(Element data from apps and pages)
##############################

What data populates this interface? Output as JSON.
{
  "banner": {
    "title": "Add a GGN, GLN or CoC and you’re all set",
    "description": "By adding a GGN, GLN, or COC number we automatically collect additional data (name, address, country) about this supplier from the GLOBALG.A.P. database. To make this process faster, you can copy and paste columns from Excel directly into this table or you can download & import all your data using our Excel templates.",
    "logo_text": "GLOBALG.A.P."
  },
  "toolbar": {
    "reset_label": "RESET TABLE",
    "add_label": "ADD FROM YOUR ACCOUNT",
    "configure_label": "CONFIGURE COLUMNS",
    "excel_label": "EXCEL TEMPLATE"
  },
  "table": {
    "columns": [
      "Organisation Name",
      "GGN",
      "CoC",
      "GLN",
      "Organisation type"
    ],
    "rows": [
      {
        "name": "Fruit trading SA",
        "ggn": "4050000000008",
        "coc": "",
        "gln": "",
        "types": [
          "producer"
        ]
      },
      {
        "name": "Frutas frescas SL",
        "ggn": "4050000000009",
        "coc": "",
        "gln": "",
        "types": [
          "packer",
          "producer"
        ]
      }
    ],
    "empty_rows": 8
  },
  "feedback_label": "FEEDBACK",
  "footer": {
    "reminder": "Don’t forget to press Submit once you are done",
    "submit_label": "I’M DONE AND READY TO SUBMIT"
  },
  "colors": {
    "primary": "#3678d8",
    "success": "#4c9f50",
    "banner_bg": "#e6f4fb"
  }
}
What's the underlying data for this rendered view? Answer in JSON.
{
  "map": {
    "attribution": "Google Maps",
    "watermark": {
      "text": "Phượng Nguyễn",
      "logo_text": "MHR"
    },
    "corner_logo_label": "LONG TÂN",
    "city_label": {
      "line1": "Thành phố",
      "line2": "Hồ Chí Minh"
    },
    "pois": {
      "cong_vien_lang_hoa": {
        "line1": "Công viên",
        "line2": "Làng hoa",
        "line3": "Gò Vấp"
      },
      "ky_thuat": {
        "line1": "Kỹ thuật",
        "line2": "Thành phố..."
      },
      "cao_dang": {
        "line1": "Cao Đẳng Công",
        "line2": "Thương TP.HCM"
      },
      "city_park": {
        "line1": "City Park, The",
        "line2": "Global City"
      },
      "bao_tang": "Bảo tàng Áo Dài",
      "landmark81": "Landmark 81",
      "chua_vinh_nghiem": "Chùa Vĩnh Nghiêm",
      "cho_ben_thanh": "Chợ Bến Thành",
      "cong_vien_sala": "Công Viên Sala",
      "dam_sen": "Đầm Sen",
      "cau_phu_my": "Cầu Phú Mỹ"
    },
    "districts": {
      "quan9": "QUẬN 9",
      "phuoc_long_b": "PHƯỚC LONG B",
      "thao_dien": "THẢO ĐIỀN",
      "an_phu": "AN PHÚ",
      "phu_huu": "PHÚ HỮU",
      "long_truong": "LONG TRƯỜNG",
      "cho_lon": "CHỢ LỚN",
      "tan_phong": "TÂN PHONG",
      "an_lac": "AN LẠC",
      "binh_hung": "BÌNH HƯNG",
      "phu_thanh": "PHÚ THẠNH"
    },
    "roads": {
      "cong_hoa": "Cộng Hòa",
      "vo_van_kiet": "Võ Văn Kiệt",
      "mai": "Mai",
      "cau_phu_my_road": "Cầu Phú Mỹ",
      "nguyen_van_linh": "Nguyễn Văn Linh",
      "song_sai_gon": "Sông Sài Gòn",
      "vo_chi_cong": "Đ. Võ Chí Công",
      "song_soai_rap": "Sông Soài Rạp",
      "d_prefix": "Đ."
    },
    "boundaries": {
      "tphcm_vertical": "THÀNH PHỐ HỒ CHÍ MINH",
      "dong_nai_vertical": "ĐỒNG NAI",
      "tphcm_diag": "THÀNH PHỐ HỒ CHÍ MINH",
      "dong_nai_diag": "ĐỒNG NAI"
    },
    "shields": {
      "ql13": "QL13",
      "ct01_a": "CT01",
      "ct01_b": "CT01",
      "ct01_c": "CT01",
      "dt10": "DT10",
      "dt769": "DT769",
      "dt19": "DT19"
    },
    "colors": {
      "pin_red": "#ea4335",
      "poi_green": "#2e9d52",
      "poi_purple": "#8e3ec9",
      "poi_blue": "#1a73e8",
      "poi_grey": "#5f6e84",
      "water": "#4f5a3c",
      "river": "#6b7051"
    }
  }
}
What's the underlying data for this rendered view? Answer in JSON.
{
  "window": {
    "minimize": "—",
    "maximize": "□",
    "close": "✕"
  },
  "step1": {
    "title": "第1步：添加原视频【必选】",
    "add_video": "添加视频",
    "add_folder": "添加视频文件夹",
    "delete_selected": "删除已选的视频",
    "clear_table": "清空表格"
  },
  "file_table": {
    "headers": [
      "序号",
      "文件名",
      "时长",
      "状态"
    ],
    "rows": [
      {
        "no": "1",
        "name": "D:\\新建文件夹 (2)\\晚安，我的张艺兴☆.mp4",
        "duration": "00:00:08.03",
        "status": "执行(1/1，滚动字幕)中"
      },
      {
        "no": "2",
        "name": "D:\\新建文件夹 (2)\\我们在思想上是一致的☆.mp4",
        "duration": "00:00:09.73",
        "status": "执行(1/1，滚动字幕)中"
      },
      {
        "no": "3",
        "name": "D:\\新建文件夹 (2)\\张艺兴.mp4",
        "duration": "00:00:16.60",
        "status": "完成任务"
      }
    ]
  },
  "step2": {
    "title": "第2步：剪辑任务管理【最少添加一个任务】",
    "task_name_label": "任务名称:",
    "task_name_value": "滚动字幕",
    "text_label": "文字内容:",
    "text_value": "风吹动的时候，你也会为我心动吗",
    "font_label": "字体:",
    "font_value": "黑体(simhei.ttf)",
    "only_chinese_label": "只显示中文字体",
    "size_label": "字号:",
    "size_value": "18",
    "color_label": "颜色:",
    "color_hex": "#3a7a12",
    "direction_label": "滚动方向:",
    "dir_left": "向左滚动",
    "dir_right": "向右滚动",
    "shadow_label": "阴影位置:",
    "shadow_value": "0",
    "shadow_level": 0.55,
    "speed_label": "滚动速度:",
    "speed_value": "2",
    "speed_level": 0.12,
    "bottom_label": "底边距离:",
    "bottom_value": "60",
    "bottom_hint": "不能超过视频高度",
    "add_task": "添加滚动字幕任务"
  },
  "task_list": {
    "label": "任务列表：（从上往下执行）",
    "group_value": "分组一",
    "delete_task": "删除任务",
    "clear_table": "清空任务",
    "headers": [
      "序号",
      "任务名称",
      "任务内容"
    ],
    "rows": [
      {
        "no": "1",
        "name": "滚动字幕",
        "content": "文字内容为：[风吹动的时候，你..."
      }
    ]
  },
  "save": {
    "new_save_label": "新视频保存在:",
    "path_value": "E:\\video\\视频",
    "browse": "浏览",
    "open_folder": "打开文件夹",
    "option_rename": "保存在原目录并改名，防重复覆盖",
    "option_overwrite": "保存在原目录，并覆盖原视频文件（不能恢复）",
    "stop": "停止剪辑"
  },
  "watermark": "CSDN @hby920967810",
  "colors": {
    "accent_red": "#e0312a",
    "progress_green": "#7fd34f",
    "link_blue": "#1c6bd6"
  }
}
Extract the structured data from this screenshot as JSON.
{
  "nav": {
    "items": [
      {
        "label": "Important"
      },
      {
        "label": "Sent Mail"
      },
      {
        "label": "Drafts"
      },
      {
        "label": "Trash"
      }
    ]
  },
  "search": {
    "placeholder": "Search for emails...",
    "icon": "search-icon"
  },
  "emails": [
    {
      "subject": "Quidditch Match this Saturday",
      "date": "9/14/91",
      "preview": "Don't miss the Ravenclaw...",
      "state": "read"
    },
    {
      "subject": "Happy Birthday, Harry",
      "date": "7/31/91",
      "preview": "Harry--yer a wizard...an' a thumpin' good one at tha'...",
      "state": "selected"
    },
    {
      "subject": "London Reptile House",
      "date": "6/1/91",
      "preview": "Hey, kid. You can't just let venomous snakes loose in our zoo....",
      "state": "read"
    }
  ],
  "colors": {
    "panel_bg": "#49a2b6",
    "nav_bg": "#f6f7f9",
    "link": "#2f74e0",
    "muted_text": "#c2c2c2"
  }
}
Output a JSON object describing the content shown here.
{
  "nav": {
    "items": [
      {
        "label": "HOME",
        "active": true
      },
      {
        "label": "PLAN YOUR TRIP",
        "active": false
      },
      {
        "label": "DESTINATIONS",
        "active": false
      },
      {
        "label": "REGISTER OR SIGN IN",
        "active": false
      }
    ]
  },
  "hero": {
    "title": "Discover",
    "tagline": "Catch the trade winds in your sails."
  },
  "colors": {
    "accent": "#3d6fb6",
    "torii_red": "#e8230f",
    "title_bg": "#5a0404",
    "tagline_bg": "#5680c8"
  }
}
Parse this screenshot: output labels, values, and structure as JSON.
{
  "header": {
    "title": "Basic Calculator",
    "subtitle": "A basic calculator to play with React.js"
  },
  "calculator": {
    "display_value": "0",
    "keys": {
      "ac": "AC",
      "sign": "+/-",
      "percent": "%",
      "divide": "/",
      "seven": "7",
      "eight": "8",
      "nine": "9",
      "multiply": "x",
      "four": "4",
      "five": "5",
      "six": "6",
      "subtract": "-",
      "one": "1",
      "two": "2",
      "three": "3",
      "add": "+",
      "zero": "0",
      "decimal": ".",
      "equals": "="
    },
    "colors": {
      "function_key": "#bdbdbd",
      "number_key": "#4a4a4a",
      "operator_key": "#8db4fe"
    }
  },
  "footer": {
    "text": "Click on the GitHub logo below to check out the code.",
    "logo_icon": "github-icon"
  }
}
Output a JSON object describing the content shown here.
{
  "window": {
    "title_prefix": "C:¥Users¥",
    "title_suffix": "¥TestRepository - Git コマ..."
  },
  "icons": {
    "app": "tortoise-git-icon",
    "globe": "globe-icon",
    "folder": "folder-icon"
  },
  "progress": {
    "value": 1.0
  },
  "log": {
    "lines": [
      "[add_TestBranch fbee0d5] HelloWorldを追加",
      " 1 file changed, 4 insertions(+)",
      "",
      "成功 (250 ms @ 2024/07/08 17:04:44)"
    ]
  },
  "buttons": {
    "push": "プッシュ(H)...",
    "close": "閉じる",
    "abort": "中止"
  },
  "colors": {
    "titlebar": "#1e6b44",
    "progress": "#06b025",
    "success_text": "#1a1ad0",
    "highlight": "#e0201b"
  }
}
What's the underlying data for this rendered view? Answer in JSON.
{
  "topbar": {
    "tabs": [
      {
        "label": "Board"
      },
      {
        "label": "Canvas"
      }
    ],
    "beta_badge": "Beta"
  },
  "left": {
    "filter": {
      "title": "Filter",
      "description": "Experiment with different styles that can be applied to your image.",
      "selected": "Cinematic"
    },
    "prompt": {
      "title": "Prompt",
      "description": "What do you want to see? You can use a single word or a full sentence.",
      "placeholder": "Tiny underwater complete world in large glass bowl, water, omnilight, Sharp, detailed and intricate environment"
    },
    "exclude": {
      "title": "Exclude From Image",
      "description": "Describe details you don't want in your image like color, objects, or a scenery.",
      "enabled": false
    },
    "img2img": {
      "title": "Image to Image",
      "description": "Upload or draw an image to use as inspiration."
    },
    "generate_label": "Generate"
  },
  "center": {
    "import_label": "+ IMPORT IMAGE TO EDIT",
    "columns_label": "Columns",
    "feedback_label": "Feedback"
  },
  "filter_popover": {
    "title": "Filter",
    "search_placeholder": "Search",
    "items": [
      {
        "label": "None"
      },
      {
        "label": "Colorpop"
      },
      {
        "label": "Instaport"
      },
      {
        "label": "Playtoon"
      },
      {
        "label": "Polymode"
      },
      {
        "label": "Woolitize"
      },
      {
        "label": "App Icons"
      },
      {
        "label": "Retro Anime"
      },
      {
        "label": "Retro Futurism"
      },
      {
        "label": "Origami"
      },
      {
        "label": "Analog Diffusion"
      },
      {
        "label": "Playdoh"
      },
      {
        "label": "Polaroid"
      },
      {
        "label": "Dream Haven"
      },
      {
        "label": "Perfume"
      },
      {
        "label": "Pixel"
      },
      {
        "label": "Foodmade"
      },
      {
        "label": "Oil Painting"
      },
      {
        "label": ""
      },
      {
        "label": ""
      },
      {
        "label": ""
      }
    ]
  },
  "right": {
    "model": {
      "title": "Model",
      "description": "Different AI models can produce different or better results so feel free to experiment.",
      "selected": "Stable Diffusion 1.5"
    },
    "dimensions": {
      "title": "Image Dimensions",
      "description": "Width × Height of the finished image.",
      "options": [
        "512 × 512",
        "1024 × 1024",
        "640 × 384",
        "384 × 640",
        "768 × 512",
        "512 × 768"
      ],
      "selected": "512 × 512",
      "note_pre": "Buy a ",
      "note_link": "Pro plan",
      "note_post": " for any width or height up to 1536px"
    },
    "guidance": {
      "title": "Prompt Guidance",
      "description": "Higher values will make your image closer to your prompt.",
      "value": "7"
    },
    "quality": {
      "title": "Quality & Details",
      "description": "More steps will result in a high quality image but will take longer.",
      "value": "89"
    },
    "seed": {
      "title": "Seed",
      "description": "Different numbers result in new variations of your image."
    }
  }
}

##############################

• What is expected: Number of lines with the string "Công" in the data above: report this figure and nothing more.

• Finished exercise: 4